Exercise directions → Return, from the listing that follows, each line containing the word "screenshot".

--- Material for this task ---

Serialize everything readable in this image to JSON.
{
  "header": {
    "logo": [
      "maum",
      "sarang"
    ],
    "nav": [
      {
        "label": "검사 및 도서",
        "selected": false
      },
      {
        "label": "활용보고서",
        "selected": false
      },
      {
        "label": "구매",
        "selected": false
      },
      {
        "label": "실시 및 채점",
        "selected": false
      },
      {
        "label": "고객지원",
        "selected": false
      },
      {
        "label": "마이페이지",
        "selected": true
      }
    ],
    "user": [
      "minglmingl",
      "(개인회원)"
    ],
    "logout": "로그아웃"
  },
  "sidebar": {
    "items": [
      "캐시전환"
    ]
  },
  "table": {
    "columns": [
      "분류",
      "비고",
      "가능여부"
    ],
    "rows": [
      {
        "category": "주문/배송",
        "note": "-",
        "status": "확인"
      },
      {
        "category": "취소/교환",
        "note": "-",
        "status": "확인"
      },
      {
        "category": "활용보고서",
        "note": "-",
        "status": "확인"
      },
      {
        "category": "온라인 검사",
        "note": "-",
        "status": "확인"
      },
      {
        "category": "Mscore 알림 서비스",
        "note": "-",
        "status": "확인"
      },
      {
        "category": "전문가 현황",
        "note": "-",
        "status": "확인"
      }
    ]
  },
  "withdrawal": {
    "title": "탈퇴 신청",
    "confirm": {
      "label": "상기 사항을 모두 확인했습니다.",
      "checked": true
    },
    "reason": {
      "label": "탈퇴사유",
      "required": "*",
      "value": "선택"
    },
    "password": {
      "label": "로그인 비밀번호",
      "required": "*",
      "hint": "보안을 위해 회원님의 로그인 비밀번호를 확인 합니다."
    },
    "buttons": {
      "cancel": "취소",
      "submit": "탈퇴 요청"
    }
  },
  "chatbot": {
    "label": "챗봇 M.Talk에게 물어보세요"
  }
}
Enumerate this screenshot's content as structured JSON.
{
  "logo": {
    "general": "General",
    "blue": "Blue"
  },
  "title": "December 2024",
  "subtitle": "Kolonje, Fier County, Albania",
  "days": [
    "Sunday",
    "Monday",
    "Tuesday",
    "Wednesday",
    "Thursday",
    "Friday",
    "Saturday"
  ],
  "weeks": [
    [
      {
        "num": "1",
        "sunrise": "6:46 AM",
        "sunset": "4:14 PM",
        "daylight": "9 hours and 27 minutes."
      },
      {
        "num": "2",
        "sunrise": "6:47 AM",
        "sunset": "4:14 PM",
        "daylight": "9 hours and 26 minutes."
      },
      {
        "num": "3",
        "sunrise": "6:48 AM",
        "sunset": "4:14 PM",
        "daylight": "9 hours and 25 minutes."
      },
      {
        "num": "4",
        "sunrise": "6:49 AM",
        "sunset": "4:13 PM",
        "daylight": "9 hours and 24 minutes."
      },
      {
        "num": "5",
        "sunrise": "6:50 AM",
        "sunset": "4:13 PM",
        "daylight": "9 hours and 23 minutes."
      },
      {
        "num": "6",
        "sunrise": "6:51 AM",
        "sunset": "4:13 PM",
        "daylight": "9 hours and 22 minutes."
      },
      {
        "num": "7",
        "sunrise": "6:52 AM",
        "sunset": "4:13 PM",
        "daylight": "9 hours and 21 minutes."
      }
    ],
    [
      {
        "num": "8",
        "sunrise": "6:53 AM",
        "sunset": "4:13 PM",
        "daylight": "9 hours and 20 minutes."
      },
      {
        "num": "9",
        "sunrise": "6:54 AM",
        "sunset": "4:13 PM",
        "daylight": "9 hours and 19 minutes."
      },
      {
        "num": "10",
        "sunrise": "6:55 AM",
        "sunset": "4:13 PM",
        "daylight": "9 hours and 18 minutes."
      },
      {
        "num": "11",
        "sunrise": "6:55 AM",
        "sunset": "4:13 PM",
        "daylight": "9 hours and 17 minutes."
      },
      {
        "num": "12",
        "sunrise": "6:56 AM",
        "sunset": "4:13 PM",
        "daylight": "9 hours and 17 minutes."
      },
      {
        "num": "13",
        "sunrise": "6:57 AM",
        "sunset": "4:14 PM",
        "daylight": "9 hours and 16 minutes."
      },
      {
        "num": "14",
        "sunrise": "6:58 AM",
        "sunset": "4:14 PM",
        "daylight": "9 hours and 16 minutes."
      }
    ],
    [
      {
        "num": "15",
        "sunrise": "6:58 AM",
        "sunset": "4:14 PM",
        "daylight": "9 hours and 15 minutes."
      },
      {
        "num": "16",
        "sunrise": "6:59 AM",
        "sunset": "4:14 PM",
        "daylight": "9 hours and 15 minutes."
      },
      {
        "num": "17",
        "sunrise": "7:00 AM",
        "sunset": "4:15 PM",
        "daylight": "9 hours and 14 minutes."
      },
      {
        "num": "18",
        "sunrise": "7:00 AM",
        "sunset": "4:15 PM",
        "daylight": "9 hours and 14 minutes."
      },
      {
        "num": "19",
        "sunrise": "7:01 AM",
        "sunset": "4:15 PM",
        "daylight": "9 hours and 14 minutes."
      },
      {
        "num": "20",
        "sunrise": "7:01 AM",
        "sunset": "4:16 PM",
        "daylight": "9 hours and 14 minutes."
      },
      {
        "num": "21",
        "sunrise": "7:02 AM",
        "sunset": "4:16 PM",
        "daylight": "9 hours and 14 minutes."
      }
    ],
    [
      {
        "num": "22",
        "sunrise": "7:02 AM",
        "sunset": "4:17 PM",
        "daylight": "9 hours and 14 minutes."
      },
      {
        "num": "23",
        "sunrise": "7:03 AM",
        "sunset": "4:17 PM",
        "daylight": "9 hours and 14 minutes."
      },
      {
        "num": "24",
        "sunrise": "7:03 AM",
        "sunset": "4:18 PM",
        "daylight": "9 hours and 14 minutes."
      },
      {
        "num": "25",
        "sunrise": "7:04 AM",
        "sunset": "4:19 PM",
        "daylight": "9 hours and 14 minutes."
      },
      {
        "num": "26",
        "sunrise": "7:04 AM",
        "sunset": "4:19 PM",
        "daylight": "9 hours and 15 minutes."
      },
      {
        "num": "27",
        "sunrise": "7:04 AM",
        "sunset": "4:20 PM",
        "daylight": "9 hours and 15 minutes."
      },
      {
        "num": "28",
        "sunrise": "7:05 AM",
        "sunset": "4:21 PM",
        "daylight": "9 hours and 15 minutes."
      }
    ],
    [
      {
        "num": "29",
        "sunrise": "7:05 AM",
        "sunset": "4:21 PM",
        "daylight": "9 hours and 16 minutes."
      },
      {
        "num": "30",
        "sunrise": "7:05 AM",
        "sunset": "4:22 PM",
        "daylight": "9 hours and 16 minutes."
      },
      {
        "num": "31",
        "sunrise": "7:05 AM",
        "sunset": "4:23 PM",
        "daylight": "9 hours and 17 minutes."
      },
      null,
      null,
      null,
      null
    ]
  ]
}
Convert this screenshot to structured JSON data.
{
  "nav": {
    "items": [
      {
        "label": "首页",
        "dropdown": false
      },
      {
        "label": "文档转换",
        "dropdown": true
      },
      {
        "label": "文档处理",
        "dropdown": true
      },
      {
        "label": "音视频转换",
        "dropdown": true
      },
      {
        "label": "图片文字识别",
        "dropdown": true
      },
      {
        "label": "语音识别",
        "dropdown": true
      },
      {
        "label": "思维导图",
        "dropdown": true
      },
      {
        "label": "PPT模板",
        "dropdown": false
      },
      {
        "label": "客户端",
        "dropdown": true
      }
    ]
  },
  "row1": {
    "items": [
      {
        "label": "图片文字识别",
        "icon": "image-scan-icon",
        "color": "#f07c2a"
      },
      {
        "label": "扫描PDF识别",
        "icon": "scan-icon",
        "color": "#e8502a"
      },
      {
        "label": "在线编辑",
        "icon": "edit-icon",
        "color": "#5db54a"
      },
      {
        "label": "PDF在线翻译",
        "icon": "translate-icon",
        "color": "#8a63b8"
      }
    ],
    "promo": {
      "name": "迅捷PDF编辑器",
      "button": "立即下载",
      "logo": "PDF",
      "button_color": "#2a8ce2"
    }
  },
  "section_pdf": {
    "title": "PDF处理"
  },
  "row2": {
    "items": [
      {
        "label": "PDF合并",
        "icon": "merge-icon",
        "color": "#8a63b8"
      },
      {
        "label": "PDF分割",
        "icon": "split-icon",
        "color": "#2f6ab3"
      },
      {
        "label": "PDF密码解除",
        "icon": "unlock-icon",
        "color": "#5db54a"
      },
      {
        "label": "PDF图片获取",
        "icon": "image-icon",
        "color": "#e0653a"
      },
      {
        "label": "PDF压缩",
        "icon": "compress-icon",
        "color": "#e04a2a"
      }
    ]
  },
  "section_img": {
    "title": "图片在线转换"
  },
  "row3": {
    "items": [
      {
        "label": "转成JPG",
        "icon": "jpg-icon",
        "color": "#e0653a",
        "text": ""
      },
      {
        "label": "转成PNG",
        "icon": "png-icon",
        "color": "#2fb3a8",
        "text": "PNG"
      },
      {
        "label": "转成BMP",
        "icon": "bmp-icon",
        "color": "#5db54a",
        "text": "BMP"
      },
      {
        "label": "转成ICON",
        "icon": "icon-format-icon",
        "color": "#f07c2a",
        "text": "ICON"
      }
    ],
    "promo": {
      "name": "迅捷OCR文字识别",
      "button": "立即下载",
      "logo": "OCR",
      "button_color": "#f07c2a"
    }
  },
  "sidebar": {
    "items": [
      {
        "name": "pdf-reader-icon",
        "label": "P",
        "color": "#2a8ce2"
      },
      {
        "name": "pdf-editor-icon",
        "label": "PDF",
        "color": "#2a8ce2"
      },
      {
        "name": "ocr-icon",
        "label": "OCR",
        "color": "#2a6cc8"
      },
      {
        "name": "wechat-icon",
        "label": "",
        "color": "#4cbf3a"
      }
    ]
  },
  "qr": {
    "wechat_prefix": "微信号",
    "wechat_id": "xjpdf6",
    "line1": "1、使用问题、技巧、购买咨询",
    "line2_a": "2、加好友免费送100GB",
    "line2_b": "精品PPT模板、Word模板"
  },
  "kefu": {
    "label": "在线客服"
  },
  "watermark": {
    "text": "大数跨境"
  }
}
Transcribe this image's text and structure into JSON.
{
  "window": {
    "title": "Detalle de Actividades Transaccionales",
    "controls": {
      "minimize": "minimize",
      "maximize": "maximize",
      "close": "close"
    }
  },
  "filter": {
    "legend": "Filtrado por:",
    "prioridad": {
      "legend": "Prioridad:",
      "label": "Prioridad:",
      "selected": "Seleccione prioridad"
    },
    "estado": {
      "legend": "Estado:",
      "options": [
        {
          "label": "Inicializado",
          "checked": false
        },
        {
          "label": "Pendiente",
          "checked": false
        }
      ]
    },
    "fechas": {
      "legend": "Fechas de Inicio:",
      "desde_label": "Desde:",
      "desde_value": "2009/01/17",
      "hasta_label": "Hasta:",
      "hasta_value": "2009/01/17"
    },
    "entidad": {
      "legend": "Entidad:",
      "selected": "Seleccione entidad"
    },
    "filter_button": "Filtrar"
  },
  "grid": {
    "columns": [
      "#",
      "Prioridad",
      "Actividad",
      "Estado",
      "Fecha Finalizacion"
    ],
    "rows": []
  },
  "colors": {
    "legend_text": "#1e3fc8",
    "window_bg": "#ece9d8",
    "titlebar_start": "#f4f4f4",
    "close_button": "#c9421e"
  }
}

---

Written solution →
Enumerate this screenshot's content as structured JSON.
Convert this screenshot to structured JSON data.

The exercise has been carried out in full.